Copy the data exactly, keeping every line intact.

+++ Exercise materials

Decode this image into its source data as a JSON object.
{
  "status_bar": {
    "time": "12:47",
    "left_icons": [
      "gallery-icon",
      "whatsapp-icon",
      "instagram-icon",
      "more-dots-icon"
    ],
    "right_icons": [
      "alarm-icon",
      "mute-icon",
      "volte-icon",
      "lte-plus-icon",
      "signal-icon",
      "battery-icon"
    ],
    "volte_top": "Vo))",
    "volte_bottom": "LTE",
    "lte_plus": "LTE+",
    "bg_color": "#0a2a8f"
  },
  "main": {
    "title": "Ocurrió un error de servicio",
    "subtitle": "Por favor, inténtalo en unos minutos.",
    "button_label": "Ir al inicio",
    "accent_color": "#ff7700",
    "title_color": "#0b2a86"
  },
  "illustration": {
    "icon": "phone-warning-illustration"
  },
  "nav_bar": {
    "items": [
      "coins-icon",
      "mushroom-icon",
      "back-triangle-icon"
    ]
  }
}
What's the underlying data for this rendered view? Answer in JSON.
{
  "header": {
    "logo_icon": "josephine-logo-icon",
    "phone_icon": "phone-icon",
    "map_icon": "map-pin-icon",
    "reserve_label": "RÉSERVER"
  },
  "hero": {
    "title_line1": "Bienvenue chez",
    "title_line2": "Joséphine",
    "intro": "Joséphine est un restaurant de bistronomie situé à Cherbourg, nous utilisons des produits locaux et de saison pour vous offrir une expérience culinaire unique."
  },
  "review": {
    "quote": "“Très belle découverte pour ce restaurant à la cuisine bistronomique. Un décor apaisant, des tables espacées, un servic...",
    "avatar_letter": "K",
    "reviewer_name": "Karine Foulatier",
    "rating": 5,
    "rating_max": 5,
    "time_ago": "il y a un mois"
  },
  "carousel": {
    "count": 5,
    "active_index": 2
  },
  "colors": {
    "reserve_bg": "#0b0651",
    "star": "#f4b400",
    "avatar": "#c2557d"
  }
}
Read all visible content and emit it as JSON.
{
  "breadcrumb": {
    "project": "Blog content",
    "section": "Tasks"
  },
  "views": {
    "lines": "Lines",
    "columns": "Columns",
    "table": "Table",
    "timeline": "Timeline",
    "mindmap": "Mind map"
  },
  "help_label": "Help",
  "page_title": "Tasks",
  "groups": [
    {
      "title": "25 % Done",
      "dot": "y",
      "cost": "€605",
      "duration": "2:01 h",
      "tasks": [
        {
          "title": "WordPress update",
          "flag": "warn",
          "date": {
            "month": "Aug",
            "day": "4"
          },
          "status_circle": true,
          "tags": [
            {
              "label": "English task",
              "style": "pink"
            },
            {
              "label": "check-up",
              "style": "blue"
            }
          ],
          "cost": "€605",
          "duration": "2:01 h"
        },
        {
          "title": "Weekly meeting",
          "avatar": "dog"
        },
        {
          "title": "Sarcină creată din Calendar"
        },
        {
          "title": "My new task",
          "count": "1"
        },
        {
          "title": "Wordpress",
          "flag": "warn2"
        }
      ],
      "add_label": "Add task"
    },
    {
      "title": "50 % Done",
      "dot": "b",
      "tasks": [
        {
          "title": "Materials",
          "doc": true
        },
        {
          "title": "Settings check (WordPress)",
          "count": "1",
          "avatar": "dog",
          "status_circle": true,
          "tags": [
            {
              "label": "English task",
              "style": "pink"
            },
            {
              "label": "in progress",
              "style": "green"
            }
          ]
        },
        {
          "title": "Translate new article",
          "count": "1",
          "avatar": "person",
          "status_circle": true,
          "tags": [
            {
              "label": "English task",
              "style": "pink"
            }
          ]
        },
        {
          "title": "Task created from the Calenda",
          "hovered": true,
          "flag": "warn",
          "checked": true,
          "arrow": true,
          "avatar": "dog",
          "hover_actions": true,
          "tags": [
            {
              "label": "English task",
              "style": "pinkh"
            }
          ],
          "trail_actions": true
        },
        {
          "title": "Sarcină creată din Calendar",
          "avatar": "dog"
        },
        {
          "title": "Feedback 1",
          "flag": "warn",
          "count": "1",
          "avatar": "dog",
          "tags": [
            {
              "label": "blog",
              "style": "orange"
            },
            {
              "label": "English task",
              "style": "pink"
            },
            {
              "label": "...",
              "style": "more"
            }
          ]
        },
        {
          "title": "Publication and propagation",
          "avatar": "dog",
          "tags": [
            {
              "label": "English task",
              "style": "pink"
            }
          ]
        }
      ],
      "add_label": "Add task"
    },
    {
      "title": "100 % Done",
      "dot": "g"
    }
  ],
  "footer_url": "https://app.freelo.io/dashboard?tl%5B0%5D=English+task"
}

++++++

[The answer]:
Decode this image into its source data as a JSON object.
{
  "status_bar": {
    "time": "12:47",
    "left_icons": [
      "gallery-icon",
      "whatsapp-icon",
      "instagram-icon",
      "more-dots-icon"
    ],
    "right_icons": [
      "alarm-icon",
      "mute-icon",
      "volte-icon",
      "lte-plus-icon",
      "signal-icon",
      "battery-icon"
    ],
    "volte_top": "Vo))",
    "volte_bottom": "LTE",
    "lte_plus": "LTE+",
    "bg_color": "#0a2a8f"
  },
  "main": {
    "title": "Ocurrió un error de servicio",
    "subtitle": "Por favor, inténtalo en unos minutos.",
    "button_label": "Ir al inicio",
    "accent_color": "#ff7700",
    "title_color": "#0b2a86"
  },
  "illustration": {
    "icon": "phone-warning-illustration"
  },
  "nav_bar": {
    "items": [
      "coins-icon",
      "mushroom-icon",
      "back-triangle-icon"
    ]
  }
}
What's the underlying data for this rendered view? Answer in JSON.
{
  "header": {
    "logo_icon": "josephine-logo-icon",
    "phone_icon": "phone-icon",
    "map_icon": "map-pin-icon",
    "reserve_label": "RÉSERVER"
  },
  "hero": {
    "title_line1": "Bienvenue chez",
    "title_line2": "Joséphine",
    "intro": "Joséphine est un restaurant de bistronomie situé à Cherbourg, nous utilisons des produits locaux et de saison pour vous offrir une expérience culinaire unique."
  },
  "review": {
    "quote": "“Très belle découverte pour ce restaurant à la cuisine bistronomique. Un décor apaisant, des tables espacées, un servic...",
    "avatar_letter": "K",
    "reviewer_name": "Karine Foulatier",
    "rating": 5,
    "rating_max": 5,
    "time_ago": "il y a un mois"
  },
  "carousel": {
    "count": 5,
    "active_index": 2
  },
  "colors": {
    "reserve_bg": "#0b0651",
    "star": "#f4b400",
    "avatar": "#c2557d"
  }
}
Read all visible content and emit it as JSON.
{
  "breadcrumb": {
    "project": "Blog content",
    "section": "Tasks"
  },
  "views": {
    "lines": "Lines",
    "columns": "Columns",
    "table": "Table",
    "timeline": "Timeline",
    "mindmap": "Mind map"
  },
  "help_label": "Help",
  "page_title": "Tasks",
  "groups": [
    {
      "title": "25 % Done",
      "dot": "y",
      "cost": "€605",
      "duration": "2:01 h",
      "tasks": [
        {
          "title": "WordPress update",
          "flag": "warn",
          "date": {
            "month": "Aug",
            "day": "4"
          },
          "status_circle": true,
          "tags": [
            {
              "label": "English task",
              "style": "pink"
            },
            {
              "label": "check-up",
              "style": "blue"
            }
          ],
          "cost": "€605",
          "duration": "2:01 h"
        },
        {
          "title": "Weekly meeting",
          "avatar": "dog"
        },
        {
          "title": "Sarcină creată din Calendar"
        },
        {
          "title": "My new task",
          "count": "1"
        },
        {
          "title": "Wordpress",
          "flag": "warn2"
        }
      ],
      "add_label": "Add task"
    },
    {
      "title": "50 % Done",
      "dot": "b",
      "tasks": [
        {
          "title": "Materials",
          "doc": true
        },
        {
          "title": "Settings check (WordPress)",
          "count": "1",
          "avatar": "dog",
          "status_circle": true,
          "tags": [
            {
              "label": "English task",
              "style": "pink"
            },
            {
              "label": "in progress",
              "style": "green"
            }
          ]
        },
        {
          "title": "Translate new article",
          "count": "1",
          "avatar": "person",
          "status_circle": true,
          "tags": [
            {
              "label": "English task",
              "style": "pink"
            }
          ]
        },
        {
          "title": "Task created from the Calenda",
          "hovered": true,
          "flag": "warn",
          "checked": true,
          "arrow": true,
          "avatar": "dog",
          "hover_actions": true,
          "tags": [
            {
              "label": "English task",
              "style": "pinkh"
            }
          ],
          "trail_actions": true
        },
        {
          "title": "Sarcină creată din Calendar",
          "avatar": "dog"
        },
        {
          "title": "Feedback 1",
          "flag": "warn",
          "count": "1",
          "avatar": "dog",
          "tags": [
            {
              "label": "blog",
              "style": "orange"
            },
            {
              "label": "English task",
              "style": "pink"
            },
            {
              "label": "...",
              "style": "more"
            }
          ]
        },
        {
          "title": "Publication and propagation",
          "avatar": "dog",
          "tags": [
            {
              "label": "English task",
              "style": "pink"
            }
          ]
        }
      ],
      "add_label": "Add task"
    },
    {
      "title": "100 % Done",
      "dot": "g"
    }
  ],
  "footer_url": "https://app.freelo.io/dashboard?tl%5B0%5D=English+task"
}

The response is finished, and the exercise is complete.